    Fidelity offers access to tools and resources that can help with your estate planning needs, such as creating a will, choosing a health care proxy, or establishing a power of attorney. You can get started by using the Fidelity Estate Planner®, our free online service for Fidelity customers that helps guide you through the estate planning process and, if needed, connect you with an attorney. Or, for simple family situations (with less than $2 million in assets), another option you may want to consider is LegalZoom®, where Fidelity customers can save on online estate planning services.

  • Should I consider refinancing my student loans to lower monthly payments?

    Refinancing involves taking out a private loan to pay off all or a portion of your student loans, typically at a lower interest rate (if you qualify), which could result in significant savings. It also lets you extend the term from, say, 10 to 20 years. Keep in mind, though, you could end up paying more over a longer term. And, your new private loan disqualifies you from federal benefits such as a broad choice of repayment plans. Our student debt tool can help you explore options to pay off your debt. If you decide refinancing fits your situation, an option that lets you easily compare rates from multiple lenders is Credible, through which Fidelity customers can save on refinancing student loans.

  • What resources are available to help my family deal with changes to the college admissions process?

    One useful resource to consider is Collegewise, including its COVID-19 Resource Center, where you'll find an up-to-date listing of all closed campuses, affected campus visit programs, and schools extending their deposit deadlines, as well as updates on entrance exam testing dates, and other useful information. Fidelity customers can save on services from Collegewise, including personal support from professional college admissions counselors.

  • What resources can I use to help protect myself and my loved ones from COVID-19 scams?
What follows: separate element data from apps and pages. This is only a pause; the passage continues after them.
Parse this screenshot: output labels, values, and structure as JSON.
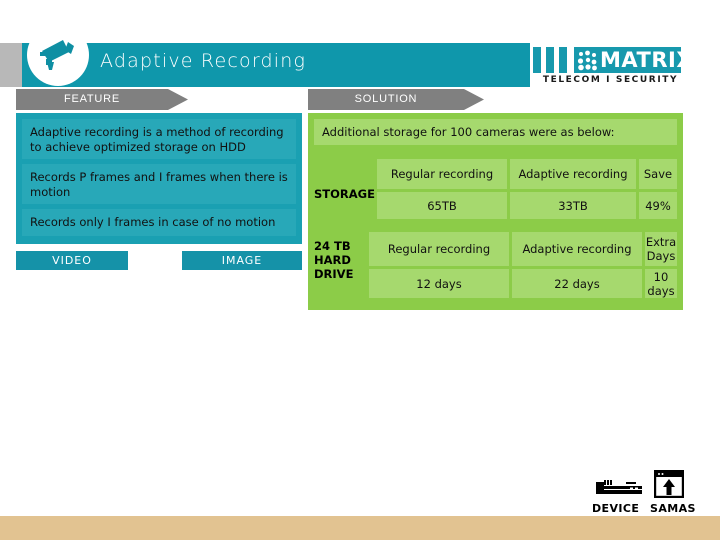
{
  "header": {
    "title": "Adaptive Recording",
    "camera_icon": "cctv-camera-icon"
  },
  "logo": {
    "word": "MATRIX",
    "tagline": "TELECOM I SECURITY",
    "dots_icon": "matrix-dots-icon",
    "accent_color": "#1799ad"
  },
  "banners": {
    "feature": "FEATURE",
    "solution": "SOLUTION"
  },
  "feature": {
    "rows": [
      "Adaptive recording is a method of recording to achieve optimized storage on HDD",
      "Records P frames and I frames when there is motion",
      "Records only I frames in case of no motion"
    ],
    "panel_color": "#1aa0b2"
  },
  "tags": {
    "video": "VIDEO",
    "image": "IMAGE"
  },
  "solution": {
    "note": "Additional storage for 100 cameras were as below:",
    "panel_color": "#8ccc48",
    "cell_color": "#a6d96e",
    "storage": {
      "label": "STORAGE",
      "headers": [
        "Regular recording",
        "Adaptive recording",
        "Save"
      ],
      "values": [
        "65TB",
        "33TB",
        "49%"
      ]
    },
    "drive": {
      "label": "24 TB HARD DRIVE",
      "label_lines": [
        "24 TB",
        "HARD",
        "DRIVE"
      ],
      "headers": [
        "Regular recording",
        "Adaptive recording",
        "Extra Days"
      ],
      "values": [
        "12 days",
        "22 days",
        "10 days"
      ]
    }
  },
  "footer": {
    "device_label": "DEVICE",
    "samas_label": "SAMAS",
    "device_icon": "dvr-device-icon",
    "samas_icon": "browser-upload-icon"
  },
  "bottom_strip_color": "#e2c391"
}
    The Federal Trade Commission and IRS have reported a wide range of financial fraud schemes related to COVID-19. To help protect yourself, you may want to consider an online account monitoring service. One option available is EverSafe, which sends suspicious-activity alerts for unusual withdrawals, missing deposits, odd charges, and changes in spending patterns. This may be particularly useful if you're caring for elders, as older adults may be prime targets for financial fraud. Another option to consider is IDnotifyTM from Experian, which offers monitoring services to help protect you from identity theft. Fidelity customers can save on services from EverSafe and IDnotify.